Preconditioning is a major step in reducing the risks, he continues. "I trust the guys who feed my cattle. They do a good job of health management. But we both have a role in keeping that calf healthy."

Tucker says the health benefits of preconditioning were obvious last fall when a semi carrying his calves broke down on the way to Decatur County Feedyard, in Oberlin, Kan., normally a 20-hour trip. The calves had to be off-loaded at a sale barn and held until they could be reloaded and continue on their way.

"They were on the road for 56 hours," he says. "When they came off the truck at the feedyard, the temperature was in the teens. We didn't lose a calf."

Tucker's preconditioning program includes timely vaccinations and deworming for calves. Fall-born calves will get Vista 5 SQ for respiratory diseases, as well as the 20/20 Vision 7, both by Merck. He deworms with Cydectin and implants steer calves. Boosters are given three weeks prior to weaning.

LEARNING THE BASICS

Almost half of Tucker's weaning and preconditioning takes place on fescue pastures, either Max Q or Kentucky 31. He gives calves time to learn to eat out of a trough and drink from an automatic waterer. That eliminates stress at the feedyard, ensuring calves stay hydrated and fed.

"It is so very important that they get off the truck at the feedyard and eat and drink," he says. "Water quality and quantity is often overlooked.

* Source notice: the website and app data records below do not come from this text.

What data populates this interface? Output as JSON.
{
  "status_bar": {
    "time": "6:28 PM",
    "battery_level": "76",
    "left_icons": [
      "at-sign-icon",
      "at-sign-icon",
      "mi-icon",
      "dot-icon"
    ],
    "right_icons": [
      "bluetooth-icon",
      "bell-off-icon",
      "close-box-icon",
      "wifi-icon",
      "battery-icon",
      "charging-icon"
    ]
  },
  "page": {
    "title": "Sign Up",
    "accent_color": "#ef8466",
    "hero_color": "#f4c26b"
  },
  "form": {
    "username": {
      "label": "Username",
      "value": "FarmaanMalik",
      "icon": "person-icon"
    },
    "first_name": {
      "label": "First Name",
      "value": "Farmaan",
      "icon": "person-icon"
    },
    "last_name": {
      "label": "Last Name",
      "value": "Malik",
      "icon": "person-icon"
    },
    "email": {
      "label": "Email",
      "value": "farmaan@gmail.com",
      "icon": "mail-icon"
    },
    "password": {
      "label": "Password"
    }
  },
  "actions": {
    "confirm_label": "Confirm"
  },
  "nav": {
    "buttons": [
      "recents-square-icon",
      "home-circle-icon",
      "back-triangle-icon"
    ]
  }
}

I stress to my guys at weaning, if you keep the water troughs clean and full, you have paid for your salary."

Before they leave the farm, calves are fed a basic mix of two-thirds corn silage and one-third orchardgrass haylage. In addition, Tucker feeds commodities, most often corn gluten. He does this in drylot or when calves are still on pasture. He adds that he believes a preconditioning phase at the farm lets calves get over the stress of being commingled and helps them sort out their pecking order.

FRAME BUILDERS

One thing Tucker doesn't do is try to put finish on the Black Angus, Red Angus and Gelbvieh crossbred calves he raises.

"We add frame and skeleton and muscle, but not fat. The finishing yard is the place to add fat, not while we're preconditioning and backgrounding," he says. They add frame for about 80 cents per pound.

While he does some sorting at the front end of the preconditioning period, he doesn't obsess over trying uniform weights. "We ship multiple loads, so health and the ability to cope with stress is far more important to us than calf uniformity," Tucker stresses.

He adds that Decatur County Feedyard, where he finishes cattle, has an electronic sorting system that puts calves with others that will finish at the same time. This system works well for Tucker, since weights at weaning can range from 500 to 700 pounds, depending on whether they come from his home farm, rented ground or a contract producer. He keeps about 600 females under his management, with 500 head more managed by contractors. He markets all steers and the bottom end of the heifer crop, amounting to some 350 head each year from the fall- and spring-calving operation.

(VM/AG)